A surge in technology outsourcing firm Accenture gave the S&P 500 a major lift.

Top Republicans and Democrats grew closer to agreeing on a fresh round of aid in response to a crisis that has killed nearly 309,000 Americans and thrown millions out of work.

Many investors saw the passing of new measures to support the economy as imminent after data showed the number of Americans filing first-time claims for jobless benefits unexpectedly rose last week.

That followed a reading on Wednesday that showed US retail sales falling more than expected in November, as consumer spending remained constrained.

“It’s all about stimulus today and expectations of a pathway to the deal,” said Ryan Giannotto, director of research at GraniteShares in New York City.

Developments on the vaccine front were also lifting the market, with Moderna Inc awaiting US approval for deploying what would be the nation’s second COVID-19 vaccine.

The S&P 500, Dow Jones Industrial Average, Nasdaq and Russell 2000 index of smaller companies all closed at their highest levels ever.

The S&P 500 has climbed about 15 per cent in 2020, despite the economic destruction caused by the coronavirus.

Unofficially, the Dow Jones Industrial Average rose 0.49 per cent to end at 30,301.79 points, while the S&P 500 gained 0.57 per cent to 3,722.43.

The Nasdaq Composite climbed 0.84 per cent to 12,764.

“In the very short term, I think we are a little bit over bought here,” said Randy Frederick, vice president of trading and derivatives at Charles Schwab.

He noted that best-performing sectors like technology were most at risk of a pull back, while some of the “more unloved sectors” like financials and energy were getting fresh attention as investors looked for bargains.

Google-parent Alphabet dipped after a group of 38 US states and territories filed an antitrust complaint accusing Google of trying to extend its search monopoly to dominate smart speakers, televisions and cars.

Accenture jumped after it raised its annual sales forecast and beat quarterly revenue estimates as an extended work-from-home period boosted its digital, cloud and security services.

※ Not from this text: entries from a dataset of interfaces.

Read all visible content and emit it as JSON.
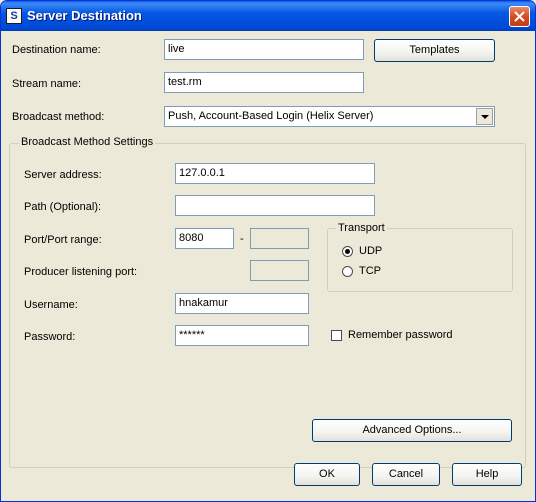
{
  "window": {
    "title": "Server Destination"
  },
  "form": {
    "destination_name": {
      "label": "Destination name:",
      "value": "live"
    },
    "templates_button": "Templates",
    "stream_name": {
      "label": "Stream name:",
      "value": "test.rm"
    },
    "broadcast_method": {
      "label": "Broadcast method:",
      "value": "Push, Account-Based Login (Helix Server)"
    }
  },
  "settings": {
    "group_title": "Broadcast Method Settings",
    "server_address": {
      "label": "Server address:",
      "value": "127.0.0.1"
    },
    "path": {
      "label": "Path (Optional):",
      "value": ""
    },
    "port_range": {
      "label": "Port/Port range:",
      "value_from": "8080",
      "separator": "-",
      "value_to": ""
    },
    "producer_port": {
      "label": "Producer listening port:",
      "value": ""
    },
    "username": {
      "label": "Username:",
      "value": "hnakamur"
    },
    "password": {
      "label": "Password:",
      "value": "******"
    },
    "remember_password": {
      "label": "Remember password",
      "checked": false
    },
    "transport": {
      "title": "Transport",
      "options": [
        {
          "label": "UDP",
          "selected": true
        },
        {
          "label": "TCP",
          "selected": false
        }
      ]
    },
    "advanced_button": "Advanced Options..."
  },
  "footer": {
    "ok": "OK",
    "cancel": "Cancel",
    "help": "Help"
  }
}
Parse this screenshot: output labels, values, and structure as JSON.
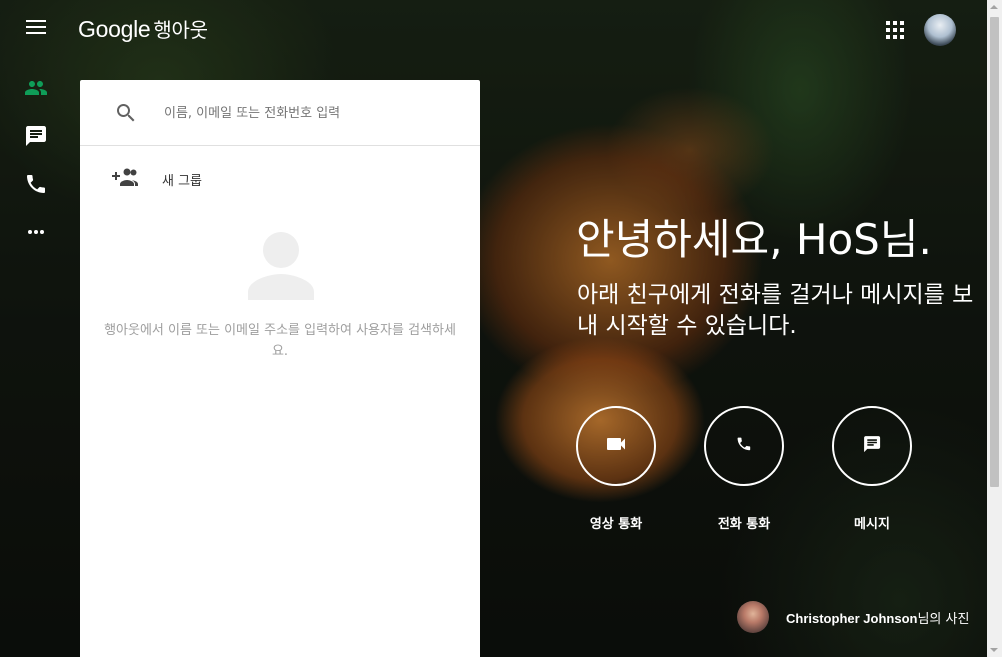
{
  "app": {
    "brand": "Google",
    "product": "행아웃"
  },
  "colors": {
    "accent_green": "#0f9d58",
    "panel_bg": "#ffffff",
    "text_white": "#ffffff"
  },
  "rail": {
    "items": [
      {
        "name": "contacts",
        "icon": "people-icon",
        "active": true
      },
      {
        "name": "conversations",
        "icon": "chat-icon",
        "active": false
      },
      {
        "name": "phone",
        "icon": "phone-icon",
        "active": false
      },
      {
        "name": "more",
        "icon": "more-horiz-icon",
        "active": false
      }
    ]
  },
  "panel": {
    "search_placeholder": "이름, 이메일 또는 전화번호 입력",
    "new_group_label": "새 그룹",
    "empty_message": "행아웃에서 이름 또는 이메일 주소를 입력하여 사용자를 검색하세요."
  },
  "main": {
    "greeting": "안녕하세요, HoS님.",
    "subtitle": "아래 친구에게 전화를 걸거나 메시지를 보내 시작할 수 있습니다.",
    "actions": [
      {
        "label": "영상 통화",
        "icon": "videocam-icon"
      },
      {
        "label": "전화 통화",
        "icon": "phone-icon"
      },
      {
        "label": "메시지",
        "icon": "message-icon"
      }
    ]
  },
  "credit": {
    "name": "Christopher Johnson",
    "suffix": "님의 사진"
  }
}
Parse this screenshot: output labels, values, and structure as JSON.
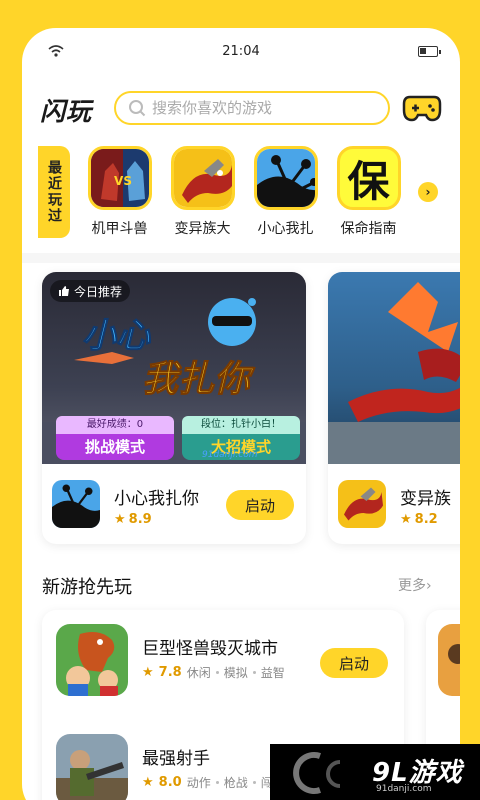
{
  "status": {
    "time": "21:04"
  },
  "header": {
    "logo": "闪玩",
    "search_placeholder": "搜索你喜欢的游戏"
  },
  "recent": {
    "tag": "最近玩过",
    "items": [
      {
        "label": "机甲斗兽"
      },
      {
        "label": "变异族大"
      },
      {
        "label": "小心我扎"
      },
      {
        "label": "保命指南"
      }
    ],
    "icon4_glyph": "保"
  },
  "featured": [
    {
      "badge": "今日推荐",
      "name": "小心我扎你",
      "rating": "8.9",
      "button": "启动",
      "banner_title_1": "小心",
      "banner_title_2": "我扎你",
      "best_score_label": "最好成绩：0",
      "mode1": "挑战模式",
      "rank_label": "段位：扎针小白！",
      "mode2": "大招模式"
    },
    {
      "name": "变异族",
      "rating": "8.2"
    }
  ],
  "new_games": {
    "title": "新游抢先玩",
    "more": "更多",
    "items": [
      {
        "name": "巨型怪兽毁灭城市",
        "rating": "7.8",
        "tags": [
          "休闲",
          "模拟",
          "益智"
        ],
        "button": "启动"
      },
      {
        "name": "最强射手",
        "rating": "8.0",
        "tags": [
          "动作",
          "枪战",
          "闯关"
        ]
      }
    ]
  },
  "watermark": {
    "logo": "9L游戏",
    "url": "91danji.com",
    "mini": "91danji.com"
  },
  "colors": {
    "accent": "#ffd529",
    "rating": "#e09a00"
  }
}
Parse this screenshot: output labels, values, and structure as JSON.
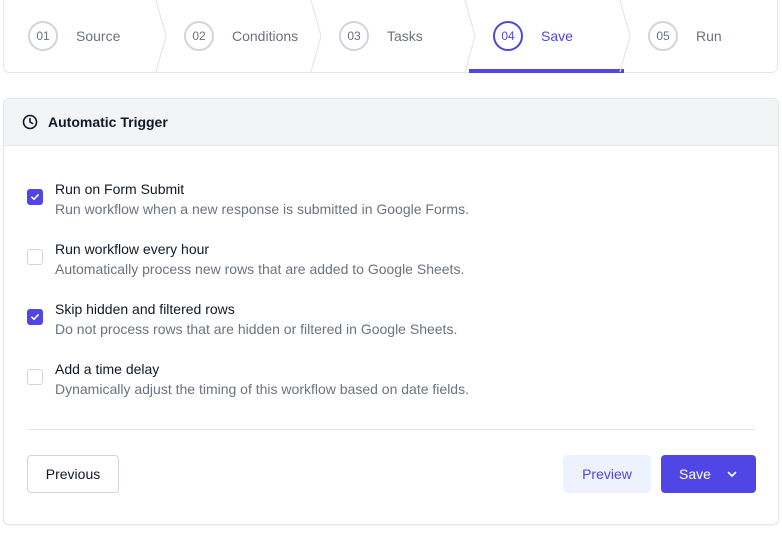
{
  "stepper": {
    "steps": [
      {
        "num": "01",
        "label": "Source"
      },
      {
        "num": "02",
        "label": "Conditions"
      },
      {
        "num": "03",
        "label": "Tasks"
      },
      {
        "num": "04",
        "label": "Save"
      },
      {
        "num": "05",
        "label": "Run"
      }
    ],
    "active_index": 3
  },
  "card": {
    "title": "Automatic Trigger",
    "icon": "clock-icon",
    "options": [
      {
        "title": "Run on Form Submit",
        "desc": "Run workflow when a new response is submitted in Google Forms.",
        "checked": true
      },
      {
        "title": "Run workflow every hour",
        "desc": "Automatically process new rows that are added to Google Sheets.",
        "checked": false
      },
      {
        "title": "Skip hidden and filtered rows",
        "desc": "Do not process rows that are hidden or filtered in Google Sheets.",
        "checked": true
      },
      {
        "title": "Add a time delay",
        "desc": "Dynamically adjust the timing of this workflow based on date fields.",
        "checked": false
      }
    ]
  },
  "footer": {
    "previous_label": "Previous",
    "preview_label": "Preview",
    "save_label": "Save"
  },
  "colors": {
    "accent": "#4f46e5",
    "accent_light": "#eef2ff",
    "border": "#e5e7eb",
    "muted_text": "#6b7280"
  }
}
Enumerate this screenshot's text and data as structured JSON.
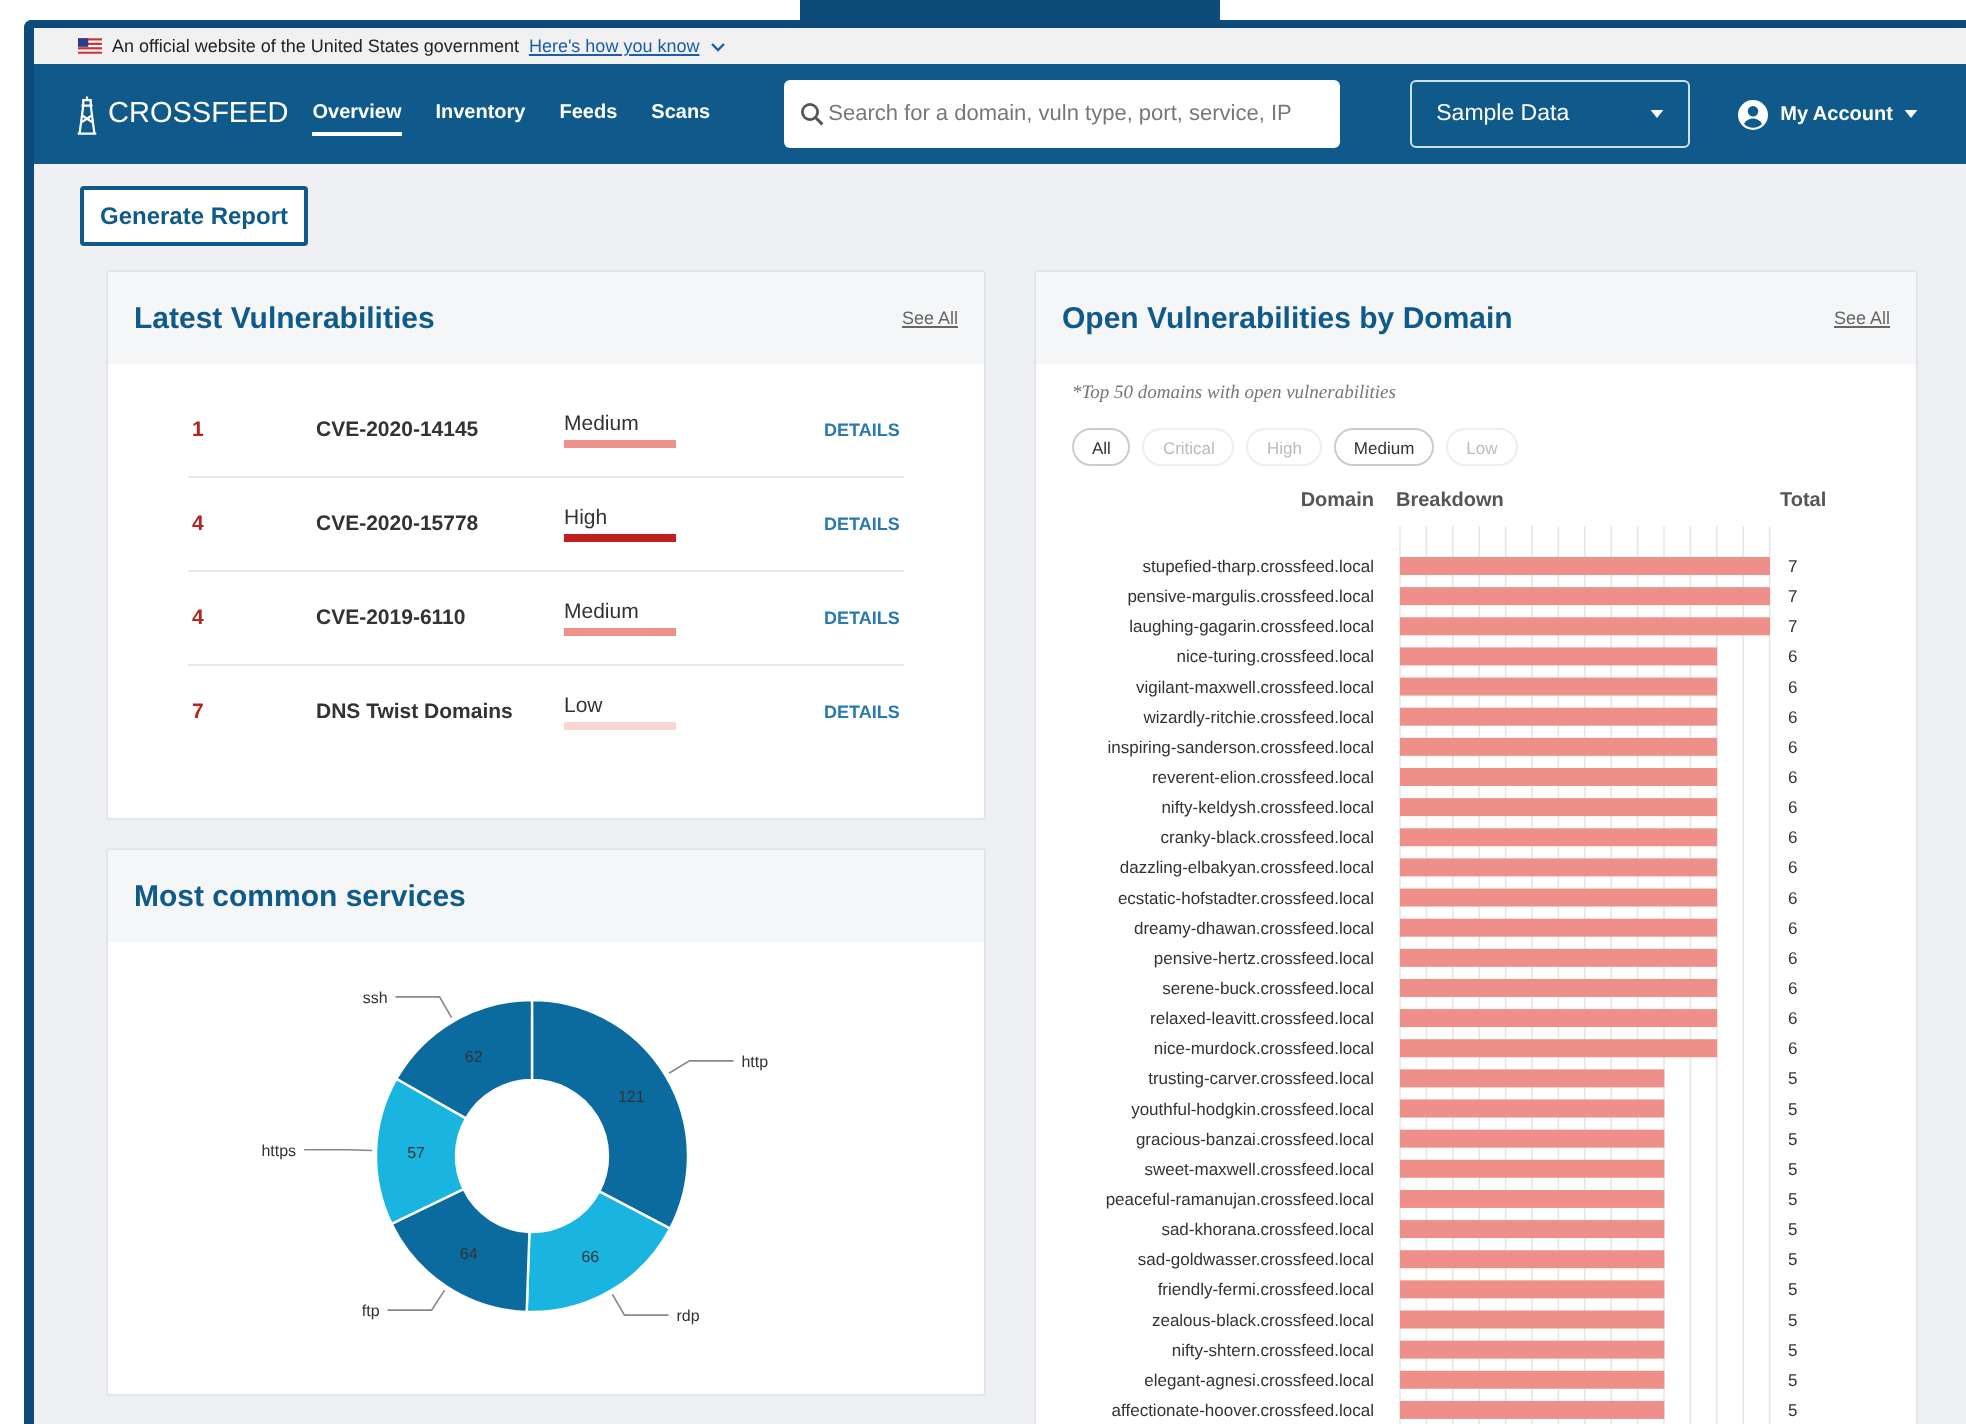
{
  "banner": {
    "text": "An official website of the United States government",
    "link": "Here's how you know"
  },
  "navbar": {
    "logo": "CROSSFEED",
    "items": [
      {
        "label": "Overview",
        "selected": true
      },
      {
        "label": "Inventory",
        "selected": false
      },
      {
        "label": "Feeds",
        "selected": false
      },
      {
        "label": "Scans",
        "selected": false
      }
    ],
    "search": {
      "placeholder": "Search for a domain, vuln type, port, service, IP"
    },
    "data_select": "Sample Data",
    "account": "My Account"
  },
  "toolbar": {
    "button": "Generate Report"
  },
  "latest_vulnerabilities": {
    "title": "Latest Vulnerabilities",
    "see_all": "See All",
    "rows": [
      {
        "count": "1",
        "name": "CVE-2020-14145",
        "severity": "Medium",
        "color": "#ef918b",
        "action": "DETAILS"
      },
      {
        "count": "4",
        "name": "CVE-2020-15778",
        "severity": "High",
        "color": "#c0201c",
        "action": "DETAILS"
      },
      {
        "count": "4",
        "name": "CVE-2019-6110",
        "severity": "Medium",
        "color": "#ef918b",
        "action": "DETAILS"
      },
      {
        "count": "7",
        "name": "DNS Twist Domains",
        "severity": "Low",
        "color": "#f7d6d4",
        "action": "DETAILS"
      }
    ]
  },
  "common_services": {
    "title": "Most common services",
    "chart_data": {
      "type": "donut",
      "categories": [
        "http",
        "rdp",
        "ftp",
        "https",
        "ssh"
      ],
      "values": [
        121,
        66,
        64,
        57,
        62
      ],
      "colors": [
        "#0b6a9e",
        "#19b5e0",
        "#0b6a9e",
        "#19b5e0",
        "#0b6a9e"
      ],
      "data_labels": true
    }
  },
  "open_vulnerabilities": {
    "title": "Open Vulnerabilities by Domain",
    "see_all": "See All",
    "note": "*Top 50 domains with open vulnerabilities",
    "filters": [
      {
        "label": "All",
        "selected": true
      },
      {
        "label": "Critical",
        "selected": false
      },
      {
        "label": "High",
        "selected": false
      },
      {
        "label": "Medium",
        "selected": true
      },
      {
        "label": "Low",
        "selected": false
      }
    ],
    "columns": [
      "Domain",
      "Breakdown",
      "Total"
    ],
    "chart_data": {
      "type": "bar",
      "orientation": "horizontal",
      "categories": [
        "stupefied-tharp.crossfeed.local",
        "pensive-margulis.crossfeed.local",
        "laughing-gagarin.crossfeed.local",
        "nice-turing.crossfeed.local",
        "vigilant-maxwell.crossfeed.local",
        "wizardly-ritchie.crossfeed.local",
        "inspiring-sanderson.crossfeed.local",
        "reverent-elion.crossfeed.local",
        "nifty-keldysh.crossfeed.local",
        "cranky-black.crossfeed.local",
        "dazzling-elbakyan.crossfeed.local",
        "ecstatic-hofstadter.crossfeed.local",
        "dreamy-dhawan.crossfeed.local",
        "pensive-hertz.crossfeed.local",
        "serene-buck.crossfeed.local",
        "relaxed-leavitt.crossfeed.local",
        "nice-murdock.crossfeed.local",
        "trusting-carver.crossfeed.local",
        "youthful-hodgkin.crossfeed.local",
        "gracious-banzai.crossfeed.local",
        "sweet-maxwell.crossfeed.local",
        "peaceful-ramanujan.crossfeed.local",
        "sad-khorana.crossfeed.local",
        "sad-goldwasser.crossfeed.local",
        "friendly-fermi.crossfeed.local",
        "zealous-black.crossfeed.local",
        "nifty-shtern.crossfeed.local",
        "elegant-agnesi.crossfeed.local",
        "affectionate-hoover.crossfeed.local"
      ],
      "series": [
        {
          "color": "#ef8f8a",
          "values": [
            7,
            7,
            7,
            6,
            6,
            6,
            6,
            6,
            6,
            6,
            6,
            6,
            6,
            6,
            6,
            6,
            6,
            5,
            5,
            5,
            5,
            5,
            5,
            5,
            5,
            5,
            5,
            5,
            5
          ]
        }
      ],
      "data_labels": true
    }
  }
}
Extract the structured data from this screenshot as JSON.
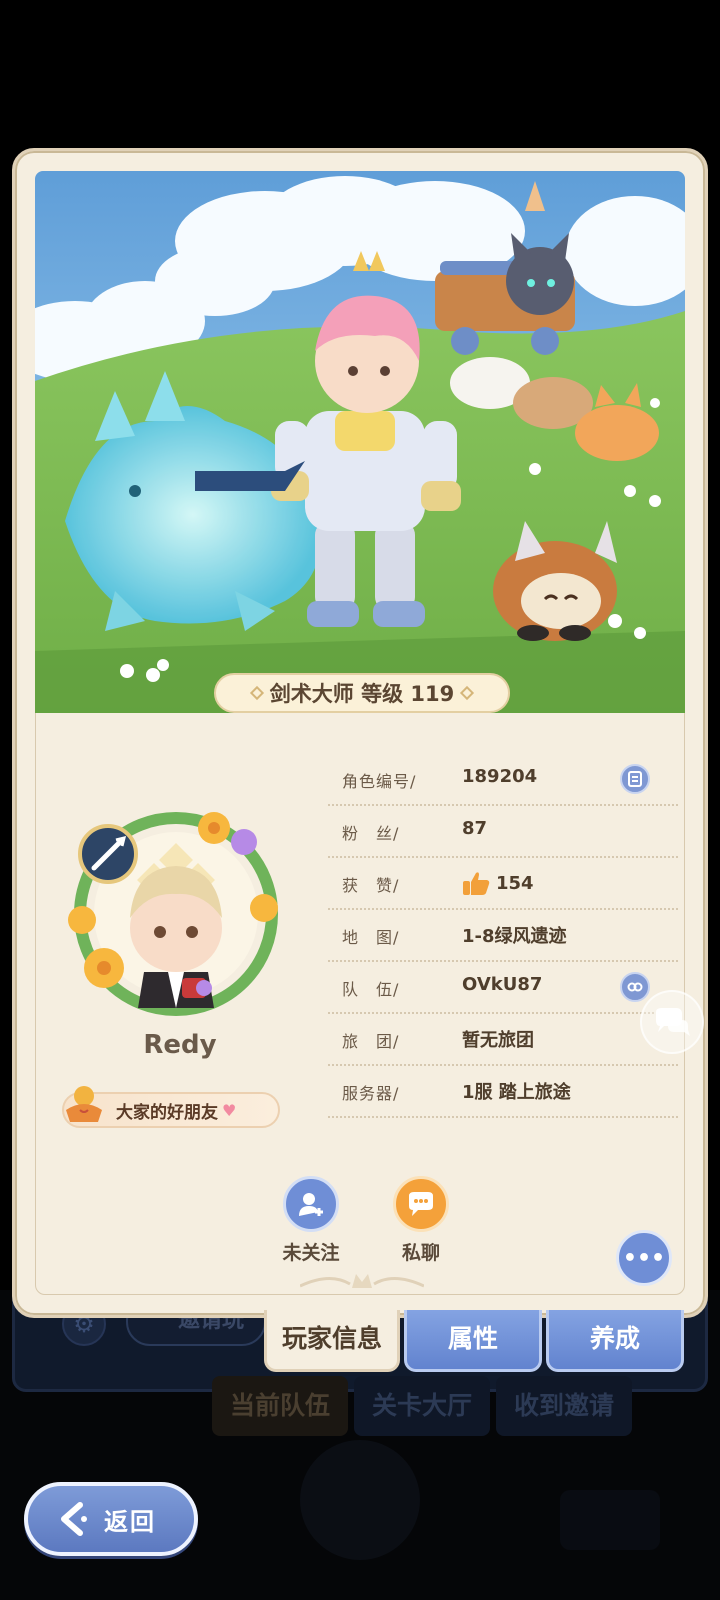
{
  "profile": {
    "class_level": "剑术大师 等级 119",
    "player_name": "Redy",
    "friend_title": "大家的好朋友"
  },
  "info": {
    "rows": [
      {
        "key": "角色编号/",
        "value": "189204"
      },
      {
        "key": "粉　丝/",
        "value": "87"
      },
      {
        "key": "获　赞/",
        "value": "154"
      },
      {
        "key": "地　图/",
        "value": "1-8绿风遗迹"
      },
      {
        "key": "队　伍/",
        "value": "OVkU87"
      },
      {
        "key": "旅　团/",
        "value": "暂无旅团"
      },
      {
        "key": "服务器/",
        "value": "1服  踏上旅途"
      }
    ]
  },
  "actions": {
    "follow_label": "未关注",
    "chat_label": "私聊"
  },
  "tabs": [
    "玩家信息",
    "属性",
    "养成"
  ],
  "background": {
    "tabs": [
      "当前队伍",
      "关卡大厅",
      "收到邀请"
    ],
    "invite_text": "邀请玩"
  },
  "back_label": "返回",
  "colors": {
    "accent_blue": "#6f8ed6",
    "accent_orange": "#f4a13a",
    "card_bg": "#f5eee0"
  }
}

General Mills Inc rose after it beat second-quarter profit estimates, boosted by sales of its pet foods and baking products.